Fortunately, I discovered why this is a problem in Gretchen Rubin’s book Better Than Before: Mastering the Habits of Our Everyday Lives. The reason NaNoWriMo doesn’t build a writing habit is because it has a finish line. This gives us an excuse to stop doing something, even if we’ve been doing it successfully for days on end. Once we cross the finish line, our brain says “I’m done!” and walks off whistling. Our reason to write is gone.

Setting a finish line does indeed help some people reach a specific, one-time goal, but although it’s widely assumed to help habit formation, the reward of hitting a finish line can actually undermine habits. — Gretchen Rubin

According to Rubin, the trick to making a goal with a deadline help build a habit is to have a plan. Not just for the event but for what you will do right after the event. Having a clear idea of how you will transition from before the finish line to after it can help you carry what you have been doing forward and turn what was a deadline-fueled commitment into something that will last longer and become habit.

Ways to keep writing after you hit 50,000 words:

Know what’s next. Before the month is over, decide what you will be doing in December. Pick the project you will work on and set goals now for what you will do then. (For those new to the game, I recommend setting aside this month’s draft and letting it rest while you work on something else. You need to get some distance from what you’ve written before you try to revise it. I always wait until January at least before I read through my latest NaNoWriMo draft, and longer than that to start revising it.)

Change the short term into the long term. Instead of thinking, “I’m done when I write 50,000 words,” think “I’m done when I’ve written my 2000 words for the day.” Focus on today instead of forever. Success is meeting that daily goal, one day at a time.

If you work really well with a deadline, use it. To leverage this month’s activity into future activity, take on a new challenge when this one is done.
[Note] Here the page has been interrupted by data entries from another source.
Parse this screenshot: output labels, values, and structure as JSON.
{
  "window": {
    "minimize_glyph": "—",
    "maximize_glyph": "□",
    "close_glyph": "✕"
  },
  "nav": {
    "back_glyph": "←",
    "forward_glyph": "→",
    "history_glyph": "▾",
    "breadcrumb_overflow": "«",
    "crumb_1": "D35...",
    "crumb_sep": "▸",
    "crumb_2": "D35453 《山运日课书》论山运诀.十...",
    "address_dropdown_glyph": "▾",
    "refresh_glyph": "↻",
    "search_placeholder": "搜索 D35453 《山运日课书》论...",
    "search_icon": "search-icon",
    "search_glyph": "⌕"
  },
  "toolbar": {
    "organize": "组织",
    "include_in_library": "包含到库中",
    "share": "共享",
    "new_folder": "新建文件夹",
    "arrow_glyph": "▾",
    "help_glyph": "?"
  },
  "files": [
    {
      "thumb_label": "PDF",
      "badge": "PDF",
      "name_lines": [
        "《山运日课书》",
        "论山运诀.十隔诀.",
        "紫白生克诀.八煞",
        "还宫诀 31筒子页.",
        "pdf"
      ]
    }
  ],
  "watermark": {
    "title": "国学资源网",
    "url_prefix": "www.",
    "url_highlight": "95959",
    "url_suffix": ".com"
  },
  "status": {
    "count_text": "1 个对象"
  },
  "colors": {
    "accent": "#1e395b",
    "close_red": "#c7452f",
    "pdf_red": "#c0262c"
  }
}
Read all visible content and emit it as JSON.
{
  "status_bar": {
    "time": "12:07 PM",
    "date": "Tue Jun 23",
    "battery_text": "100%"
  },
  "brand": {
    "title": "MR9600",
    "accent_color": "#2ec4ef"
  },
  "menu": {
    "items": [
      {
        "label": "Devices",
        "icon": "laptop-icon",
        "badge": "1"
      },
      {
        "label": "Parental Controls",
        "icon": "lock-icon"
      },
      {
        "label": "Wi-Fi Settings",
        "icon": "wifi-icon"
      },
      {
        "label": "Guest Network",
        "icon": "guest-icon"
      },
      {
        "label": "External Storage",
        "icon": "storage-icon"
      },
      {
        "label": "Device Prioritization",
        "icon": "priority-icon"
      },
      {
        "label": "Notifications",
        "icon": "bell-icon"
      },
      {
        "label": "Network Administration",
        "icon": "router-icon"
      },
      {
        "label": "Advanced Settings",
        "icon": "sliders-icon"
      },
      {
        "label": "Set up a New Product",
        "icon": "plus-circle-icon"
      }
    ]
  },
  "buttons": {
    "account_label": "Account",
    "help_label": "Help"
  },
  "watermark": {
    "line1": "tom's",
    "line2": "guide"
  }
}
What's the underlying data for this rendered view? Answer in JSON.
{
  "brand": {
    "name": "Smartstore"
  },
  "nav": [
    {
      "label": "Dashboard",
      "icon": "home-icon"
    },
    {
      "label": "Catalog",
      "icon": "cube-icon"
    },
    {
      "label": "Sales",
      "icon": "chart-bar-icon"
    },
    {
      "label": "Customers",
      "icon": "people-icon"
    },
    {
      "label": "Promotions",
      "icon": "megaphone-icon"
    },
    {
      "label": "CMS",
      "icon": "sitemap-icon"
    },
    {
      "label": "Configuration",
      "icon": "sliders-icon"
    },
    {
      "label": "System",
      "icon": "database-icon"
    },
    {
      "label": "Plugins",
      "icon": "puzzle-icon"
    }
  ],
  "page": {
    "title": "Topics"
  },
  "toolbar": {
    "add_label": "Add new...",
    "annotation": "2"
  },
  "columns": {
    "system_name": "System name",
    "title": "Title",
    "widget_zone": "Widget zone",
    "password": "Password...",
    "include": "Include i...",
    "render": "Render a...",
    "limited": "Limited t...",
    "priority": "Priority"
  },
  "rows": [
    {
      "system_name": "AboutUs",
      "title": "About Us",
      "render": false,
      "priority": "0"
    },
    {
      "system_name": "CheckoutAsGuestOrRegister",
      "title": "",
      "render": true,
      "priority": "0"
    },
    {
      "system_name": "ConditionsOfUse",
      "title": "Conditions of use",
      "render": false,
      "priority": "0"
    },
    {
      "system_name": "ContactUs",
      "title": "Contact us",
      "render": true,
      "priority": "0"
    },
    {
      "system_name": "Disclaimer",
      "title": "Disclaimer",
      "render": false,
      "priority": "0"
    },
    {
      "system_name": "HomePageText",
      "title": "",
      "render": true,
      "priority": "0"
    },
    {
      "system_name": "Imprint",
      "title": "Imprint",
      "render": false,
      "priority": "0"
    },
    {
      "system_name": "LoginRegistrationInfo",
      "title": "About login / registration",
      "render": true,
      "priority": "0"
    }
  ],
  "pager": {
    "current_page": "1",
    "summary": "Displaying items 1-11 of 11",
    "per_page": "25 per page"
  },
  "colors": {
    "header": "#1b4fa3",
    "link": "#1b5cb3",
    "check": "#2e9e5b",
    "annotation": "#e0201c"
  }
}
You can keep using finish lines as long as you make sure you have another one on the horizon.

While I’ve faced this tricky transition for more than ten years now, this year is harder than usual. I crossed the 50K line on the 23rd and finished my story on the 24th. My brain has been thinking “I’m on VACATION!” since the moment I typed “The End”. But I am not letting it off the hook. I’ve decided to follow my own advice and keep writing what I can daily. Today I’m drafting blog posts and will not be done until I’ve got 2000 new words down. I am also going to add some more material to my draft to make it more complete before the month ends, 2000 words at a time.

I was lucky. The words really came pouring out this month and I want to keep them flowing. So I will keep showing up and keep writing and hope this steady effort can become a daily habit even when NaNoWriMo is over.

How about you? Do you have a plan for what to do after NaNoWriMo is over?